Our very own Motor Mouth has to be one of the luckiest men on the entire planet. For whatever reason, over the last decade automakers have invited him to drive pretty much every supercar extant, most of them on a racetrack where, yes, he gets to live pretty much every gearhead’s fantasy of letting loose on the highest revving and most thoroughly turbocharged cars available. Here, then, is Driving.ca’s take on the Top 10 supercars of the last decade (and perhaps a few just a tad older).
Probably the rarest car I have ever driven — only five prototypes were ever built — Jaguar’s stillborn C-X75 is probably a surprising choice, mainly because other than the bastardized version, a hodge-podge powered by Jag’s supercharged 5.0-litre V8, almost no one has ever seen one.
Nonetheless, what should have been Jaguar’s most powerful production car appealed to both my inner engineer and the hormonal teenager I become whenever I get the chance to exercise humongous horsepower. Like other, more famous hyper-hybrids — Ferrari’s LaFerrari, the Porsche 918 and McLaren’s P1 — the C-X75 combined both gas and electric power for its incredible performance.
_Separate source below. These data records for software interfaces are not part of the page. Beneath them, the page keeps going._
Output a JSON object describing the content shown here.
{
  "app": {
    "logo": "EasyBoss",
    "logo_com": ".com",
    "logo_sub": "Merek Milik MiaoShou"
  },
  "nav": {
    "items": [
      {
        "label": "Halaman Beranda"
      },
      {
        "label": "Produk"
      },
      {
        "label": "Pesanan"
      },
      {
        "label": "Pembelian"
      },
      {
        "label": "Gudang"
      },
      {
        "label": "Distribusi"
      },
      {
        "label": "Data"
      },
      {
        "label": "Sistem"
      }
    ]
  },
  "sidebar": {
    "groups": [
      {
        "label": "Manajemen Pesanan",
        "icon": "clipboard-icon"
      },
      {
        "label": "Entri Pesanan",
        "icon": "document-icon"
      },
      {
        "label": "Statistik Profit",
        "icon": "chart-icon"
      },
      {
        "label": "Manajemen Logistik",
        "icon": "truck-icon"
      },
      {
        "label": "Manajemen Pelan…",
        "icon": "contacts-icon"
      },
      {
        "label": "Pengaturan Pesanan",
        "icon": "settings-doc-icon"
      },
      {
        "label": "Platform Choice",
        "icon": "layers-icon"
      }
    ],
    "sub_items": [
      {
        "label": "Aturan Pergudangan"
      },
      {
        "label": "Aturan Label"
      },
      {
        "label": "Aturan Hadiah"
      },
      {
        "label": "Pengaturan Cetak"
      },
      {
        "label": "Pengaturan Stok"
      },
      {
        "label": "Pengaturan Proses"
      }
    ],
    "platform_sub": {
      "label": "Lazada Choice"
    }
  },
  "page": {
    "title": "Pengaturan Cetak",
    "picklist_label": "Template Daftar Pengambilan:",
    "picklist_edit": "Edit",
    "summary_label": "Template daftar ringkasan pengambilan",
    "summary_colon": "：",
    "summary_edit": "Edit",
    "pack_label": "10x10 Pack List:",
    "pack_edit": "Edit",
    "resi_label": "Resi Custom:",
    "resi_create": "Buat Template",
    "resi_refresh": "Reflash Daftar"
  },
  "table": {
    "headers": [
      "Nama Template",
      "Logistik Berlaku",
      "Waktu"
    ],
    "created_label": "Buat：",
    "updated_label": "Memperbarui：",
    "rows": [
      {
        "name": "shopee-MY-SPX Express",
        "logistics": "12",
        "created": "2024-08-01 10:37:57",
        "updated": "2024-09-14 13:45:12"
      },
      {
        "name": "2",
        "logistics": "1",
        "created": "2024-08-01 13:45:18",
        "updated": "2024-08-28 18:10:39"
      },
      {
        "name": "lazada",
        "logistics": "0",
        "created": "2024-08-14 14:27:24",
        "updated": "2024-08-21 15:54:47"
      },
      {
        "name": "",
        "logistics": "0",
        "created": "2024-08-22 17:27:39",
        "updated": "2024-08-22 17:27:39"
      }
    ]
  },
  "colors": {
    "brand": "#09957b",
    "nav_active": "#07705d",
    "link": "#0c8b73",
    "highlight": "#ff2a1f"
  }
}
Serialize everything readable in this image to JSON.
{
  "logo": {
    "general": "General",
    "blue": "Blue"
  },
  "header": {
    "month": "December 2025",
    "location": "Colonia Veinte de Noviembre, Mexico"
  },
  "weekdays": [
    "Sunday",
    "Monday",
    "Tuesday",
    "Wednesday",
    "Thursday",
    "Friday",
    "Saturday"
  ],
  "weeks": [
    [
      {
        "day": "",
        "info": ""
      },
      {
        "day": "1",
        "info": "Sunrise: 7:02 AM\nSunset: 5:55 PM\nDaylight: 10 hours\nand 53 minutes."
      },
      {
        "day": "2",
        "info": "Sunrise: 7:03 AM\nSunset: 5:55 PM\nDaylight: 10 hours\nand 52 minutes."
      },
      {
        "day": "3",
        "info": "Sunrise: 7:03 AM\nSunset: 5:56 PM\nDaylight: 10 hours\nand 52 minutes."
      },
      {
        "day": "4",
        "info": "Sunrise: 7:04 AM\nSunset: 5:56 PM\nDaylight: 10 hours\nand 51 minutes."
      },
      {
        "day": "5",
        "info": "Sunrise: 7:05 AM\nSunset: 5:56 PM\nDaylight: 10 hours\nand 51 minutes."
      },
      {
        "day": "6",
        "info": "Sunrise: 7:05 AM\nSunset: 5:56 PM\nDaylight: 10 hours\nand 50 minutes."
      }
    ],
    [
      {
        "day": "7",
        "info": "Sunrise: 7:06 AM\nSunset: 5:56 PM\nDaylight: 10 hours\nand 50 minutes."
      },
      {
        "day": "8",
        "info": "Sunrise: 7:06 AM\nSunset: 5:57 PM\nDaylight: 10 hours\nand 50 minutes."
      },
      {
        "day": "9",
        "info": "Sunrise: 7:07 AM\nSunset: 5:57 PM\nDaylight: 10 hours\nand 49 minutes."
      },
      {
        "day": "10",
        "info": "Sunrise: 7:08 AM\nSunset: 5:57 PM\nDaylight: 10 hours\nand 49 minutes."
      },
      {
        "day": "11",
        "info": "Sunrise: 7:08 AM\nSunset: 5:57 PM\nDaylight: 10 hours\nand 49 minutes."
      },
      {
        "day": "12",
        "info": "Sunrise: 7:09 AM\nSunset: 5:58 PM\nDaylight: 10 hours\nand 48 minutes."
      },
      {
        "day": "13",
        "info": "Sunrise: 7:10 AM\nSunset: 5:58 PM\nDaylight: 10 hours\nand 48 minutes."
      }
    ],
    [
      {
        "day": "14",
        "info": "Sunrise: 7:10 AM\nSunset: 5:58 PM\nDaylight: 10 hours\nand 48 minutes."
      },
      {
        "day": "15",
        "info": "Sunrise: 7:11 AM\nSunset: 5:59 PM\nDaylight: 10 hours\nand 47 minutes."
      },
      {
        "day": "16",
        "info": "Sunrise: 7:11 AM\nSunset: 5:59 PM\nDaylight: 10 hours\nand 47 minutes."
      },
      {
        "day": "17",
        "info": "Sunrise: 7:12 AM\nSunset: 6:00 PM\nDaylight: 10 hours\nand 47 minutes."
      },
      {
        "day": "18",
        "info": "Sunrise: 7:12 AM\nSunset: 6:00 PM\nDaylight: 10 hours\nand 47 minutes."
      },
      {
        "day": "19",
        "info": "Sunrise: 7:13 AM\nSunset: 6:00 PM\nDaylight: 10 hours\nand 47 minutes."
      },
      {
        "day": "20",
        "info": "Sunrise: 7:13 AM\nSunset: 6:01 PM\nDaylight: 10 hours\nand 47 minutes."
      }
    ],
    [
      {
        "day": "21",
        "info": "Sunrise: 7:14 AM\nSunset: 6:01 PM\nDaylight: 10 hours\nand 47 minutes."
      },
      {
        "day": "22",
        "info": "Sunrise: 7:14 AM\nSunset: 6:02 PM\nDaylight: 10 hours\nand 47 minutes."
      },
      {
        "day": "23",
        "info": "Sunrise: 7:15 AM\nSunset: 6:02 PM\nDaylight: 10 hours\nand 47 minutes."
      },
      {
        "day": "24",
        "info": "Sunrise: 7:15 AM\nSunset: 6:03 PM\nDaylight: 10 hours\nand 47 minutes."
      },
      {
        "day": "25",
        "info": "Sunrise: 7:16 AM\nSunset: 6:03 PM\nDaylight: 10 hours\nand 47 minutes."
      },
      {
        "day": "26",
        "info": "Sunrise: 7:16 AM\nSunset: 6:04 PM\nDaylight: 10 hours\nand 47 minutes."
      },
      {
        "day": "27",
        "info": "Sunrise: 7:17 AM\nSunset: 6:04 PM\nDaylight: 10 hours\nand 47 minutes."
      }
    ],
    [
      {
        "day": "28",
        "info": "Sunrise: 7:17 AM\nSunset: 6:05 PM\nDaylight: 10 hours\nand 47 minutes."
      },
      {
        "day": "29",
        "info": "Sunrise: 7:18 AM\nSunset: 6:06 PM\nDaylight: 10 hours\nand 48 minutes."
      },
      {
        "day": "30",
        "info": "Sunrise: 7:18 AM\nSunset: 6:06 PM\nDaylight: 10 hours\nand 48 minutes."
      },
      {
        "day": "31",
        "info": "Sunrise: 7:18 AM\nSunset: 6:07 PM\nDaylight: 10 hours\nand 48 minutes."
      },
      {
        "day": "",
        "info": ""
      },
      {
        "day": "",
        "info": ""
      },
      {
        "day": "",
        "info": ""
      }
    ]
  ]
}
Unlike those others, Jaguar’s take on super-electrification remained faithful to the hybrid ethos by combining a small four-cylinder gas engine with two fairly powerful electric motors (the others combined either V8s or V12s with relatively little electrification).
But what a motor the four-banger was. Essentially the 1.6L powerplant that Williams built for Formula One’s then-anticipated move to four cylinders, Jaguar took the high-tech engine, removed the pneumatic valve springs (not nearly practical for a production vehicle, even a supercar), slapped on both a supercharger and a turbocharger and wrung some 600 horsepower out of the little bugger. Revved to 11,000 rpm, it sounded like a BMW superbike with an Akropovic pipe. Combined with electric motors fore and aft, there was 896 hp on hand and, with a 20 kilowatt-hour battery on board, it actually had decent electric range.
It even sounded like a beast when it was charging, Jaguar having built a sound transducer into the roof that vibrated the body panels when it was plugged-in. It sounded, well, a little like the mating call of a killer whale or some alien predator looking for Ferraris to devour. Quite amazing in every way, the C-X75 gets my vote for the missed opportunity of all time and the supercar I would most like to own.